### What is expected
If a line below contains the string "Zula", return that line.
* * * * * * * * *
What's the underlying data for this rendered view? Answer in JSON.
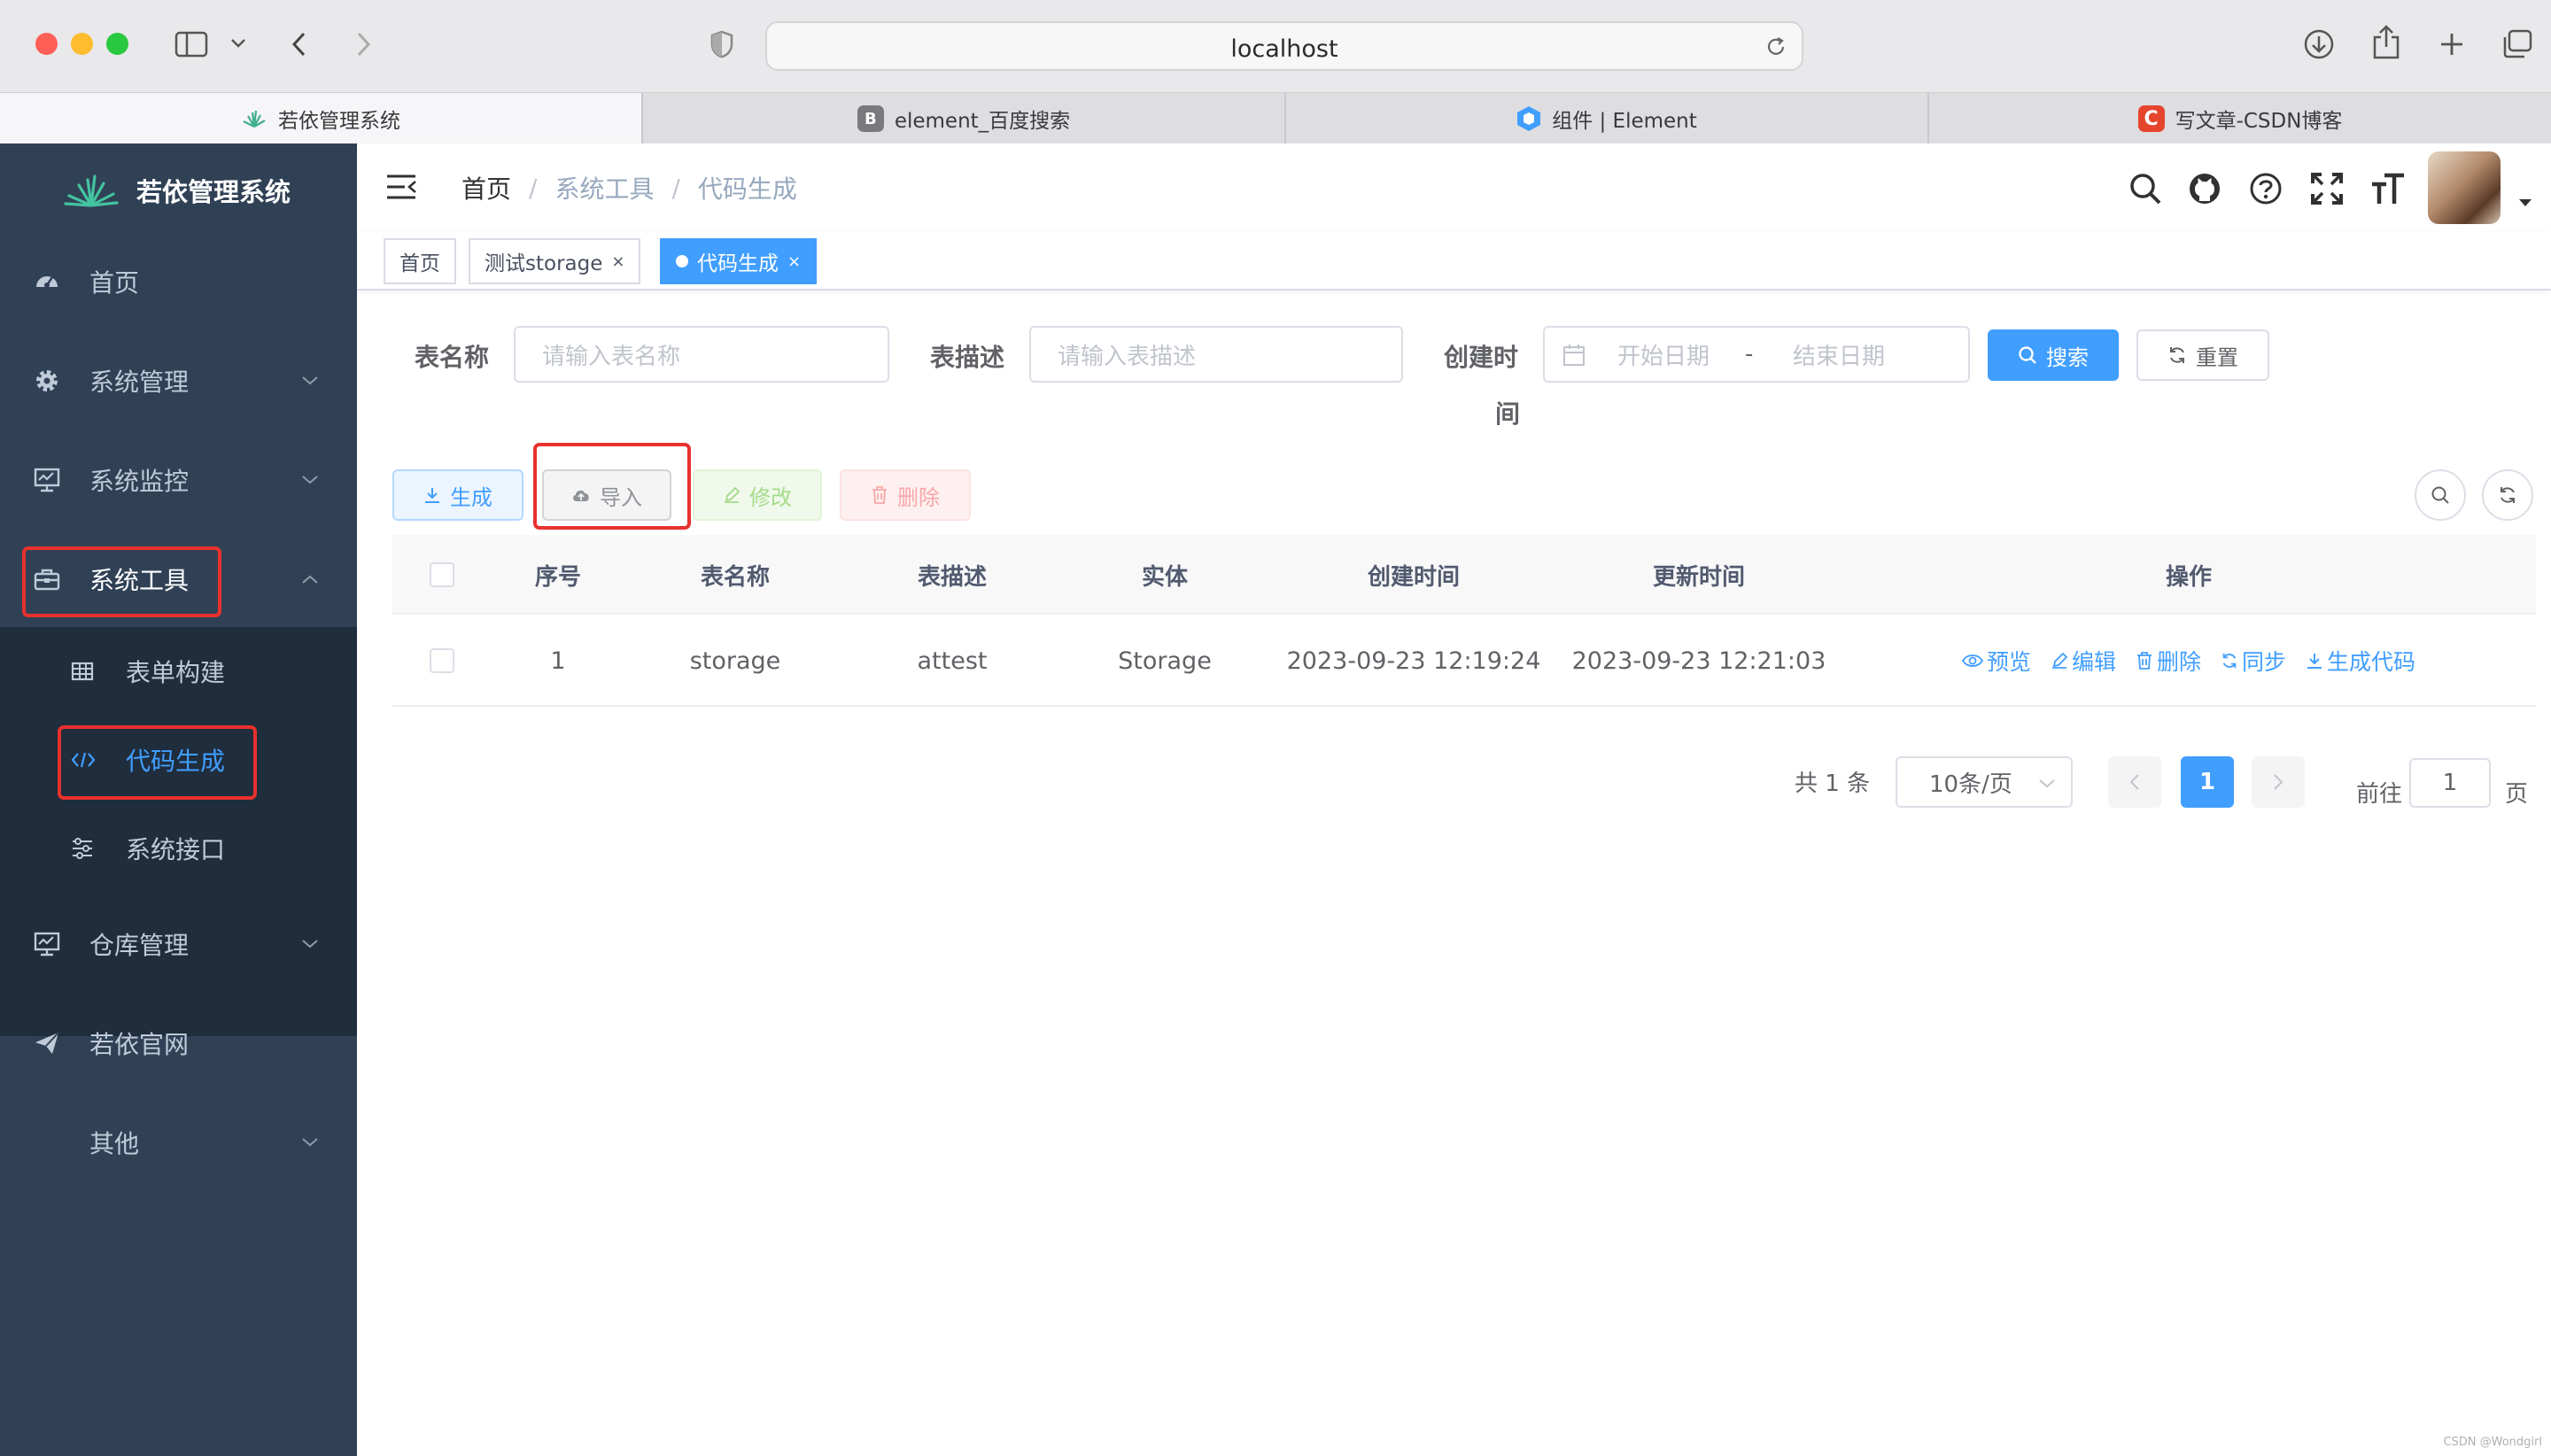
{
  "browser": {
    "url": "localhost",
    "tabs": [
      {
        "label": "若依管理系统",
        "active": true
      },
      {
        "label": "element_百度搜索",
        "favicon": "B"
      },
      {
        "label": "组件 | Element"
      },
      {
        "label": "写文章-CSDN博客",
        "favicon": "C"
      }
    ]
  },
  "sidebar": {
    "title": "若依管理系统",
    "items": [
      {
        "label": "首页",
        "icon": "dashboard-icon"
      },
      {
        "label": "系统管理",
        "icon": "gear-icon"
      },
      {
        "label": "系统监控",
        "icon": "monitor-icon"
      },
      {
        "label": "系统工具",
        "icon": "toolbox-icon",
        "expanded": true
      },
      {
        "label": "表单构建",
        "icon": "table-icon"
      },
      {
        "label": "代码生成",
        "icon": "code-icon",
        "active": true
      },
      {
        "label": "系统接口",
        "icon": "sliders-icon"
      },
      {
        "label": "仓库管理",
        "icon": "monitor-icon"
      },
      {
        "label": "若依官网",
        "icon": "send-icon"
      },
      {
        "label": "其他",
        "icon": ""
      }
    ]
  },
  "navbar": {
    "breadcrumb": [
      "首页",
      "系统工具",
      "代码生成"
    ],
    "breadcrumb_sep": "/"
  },
  "tags": [
    {
      "label": "首页"
    },
    {
      "label": "测试storage",
      "close": "×"
    },
    {
      "label": "代码生成",
      "close": "×",
      "active": true
    }
  ],
  "search": {
    "table_name_label": "表名称",
    "table_name_placeholder": "请输入表名称",
    "table_desc_label": "表描述",
    "table_desc_placeholder": "请输入表描述",
    "create_time_label_1": "创建时",
    "create_time_label_2": "间",
    "start_placeholder": "开始日期",
    "range_sep": "-",
    "end_placeholder": "结束日期",
    "search_btn": "搜索",
    "reset_btn": "重置"
  },
  "toolbar": {
    "generate": "生成",
    "import": "导入",
    "edit": "修改",
    "delete": "删除"
  },
  "table": {
    "columns": [
      "序号",
      "表名称",
      "表描述",
      "实体",
      "创建时间",
      "更新时间",
      "操作"
    ],
    "rows": [
      {
        "index": "1",
        "table_name": "storage",
        "table_desc": "attest",
        "entity": "Storage",
        "created": "2023-09-23 12:19:24",
        "updated": "2023-09-23 12:21:03",
        "ops": [
          "预览",
          "编辑",
          "删除",
          "同步",
          "生成代码"
        ]
      }
    ]
  },
  "pagination": {
    "total": "共 1 条",
    "page_size": "10条/页",
    "current": "1",
    "goto_label": "前往",
    "goto_value": "1",
    "page_suffix": "页"
  },
  "watermark": "CSDN @Wondgirl",
  "colors": {
    "sidebar_bg": "#304156",
    "submenu_bg": "#1f2d3d",
    "primary": "#409eff",
    "highlight_box": "#e8312d"
  }
}
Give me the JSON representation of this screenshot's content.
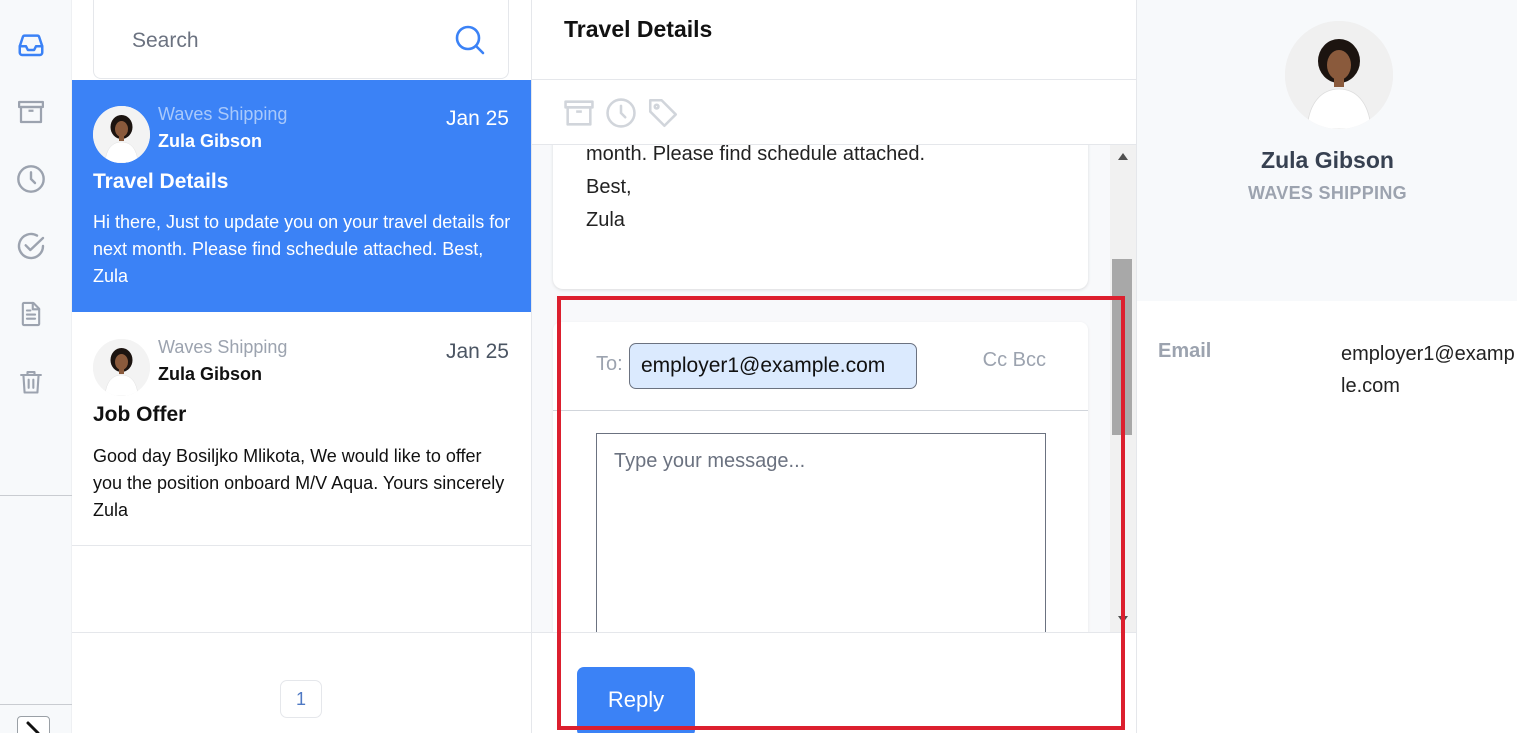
{
  "rail": {
    "items": [
      {
        "icon": "inbox-icon",
        "label": "Inbox",
        "active": true
      },
      {
        "icon": "archive-icon",
        "label": "Archive",
        "active": false
      },
      {
        "icon": "clock-icon",
        "label": "Snoozed",
        "active": false
      },
      {
        "icon": "check-circle-icon",
        "label": "Done",
        "active": false
      },
      {
        "icon": "document-icon",
        "label": "Drafts",
        "active": false
      },
      {
        "icon": "trash-icon",
        "label": "Trash",
        "active": false
      }
    ],
    "toggle_icon": "expand-arrow-icon"
  },
  "search": {
    "placeholder": "Search",
    "value": ""
  },
  "emails": [
    {
      "company": "Waves Shipping",
      "sender": "Zula Gibson",
      "date": "Jan 25",
      "subject": "Travel Details",
      "preview": "Hi there, Just to update you on your travel details for next month. Please find schedule attached. Best, Zula",
      "selected": true
    },
    {
      "company": "Waves Shipping",
      "sender": "Zula Gibson",
      "date": "Jan 25",
      "subject": "Job Offer",
      "preview": "Good day Bosiljko Mlikota, We would like to offer you the position onboard M/V Aqua. Yours sincerely Zula",
      "selected": false
    }
  ],
  "pagination": {
    "current_page": "1"
  },
  "detail": {
    "title": "Travel Details",
    "actions": [
      "archive-icon",
      "clock-icon",
      "tag-icon"
    ],
    "message_lines": [
      "month. Please find schedule attached.",
      "Best,",
      "Zula"
    ]
  },
  "reply": {
    "to_label": "To:",
    "to_value": "employer1@example.com",
    "cc_bcc_label": "Cc Bcc",
    "message_placeholder": "Type your message...",
    "message_value": "",
    "button_label": "Reply"
  },
  "contact": {
    "name": "Zula Gibson",
    "company": "WAVES SHIPPING",
    "fields": [
      {
        "label": "Email",
        "value": "employer1@example.com"
      }
    ]
  },
  "colors": {
    "accent": "#3b82f6",
    "highlight": "#dc1f2e",
    "chip_bg": "#dbeafe"
  }
}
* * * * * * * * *
### The completed task
      "sender": "Zula Gibson",
      "preview": "Hi there, Just to update you on your travel details for next month. Please find schedule attached. Best, Zula",
      "sender": "Zula Gibson",
      "preview": "Good day Bosiljko Mlikota, We would like to offer you the position onboard M/V Aqua. Yours sincerely Zula",
      "Zula"
    "name": "Zula Gibson",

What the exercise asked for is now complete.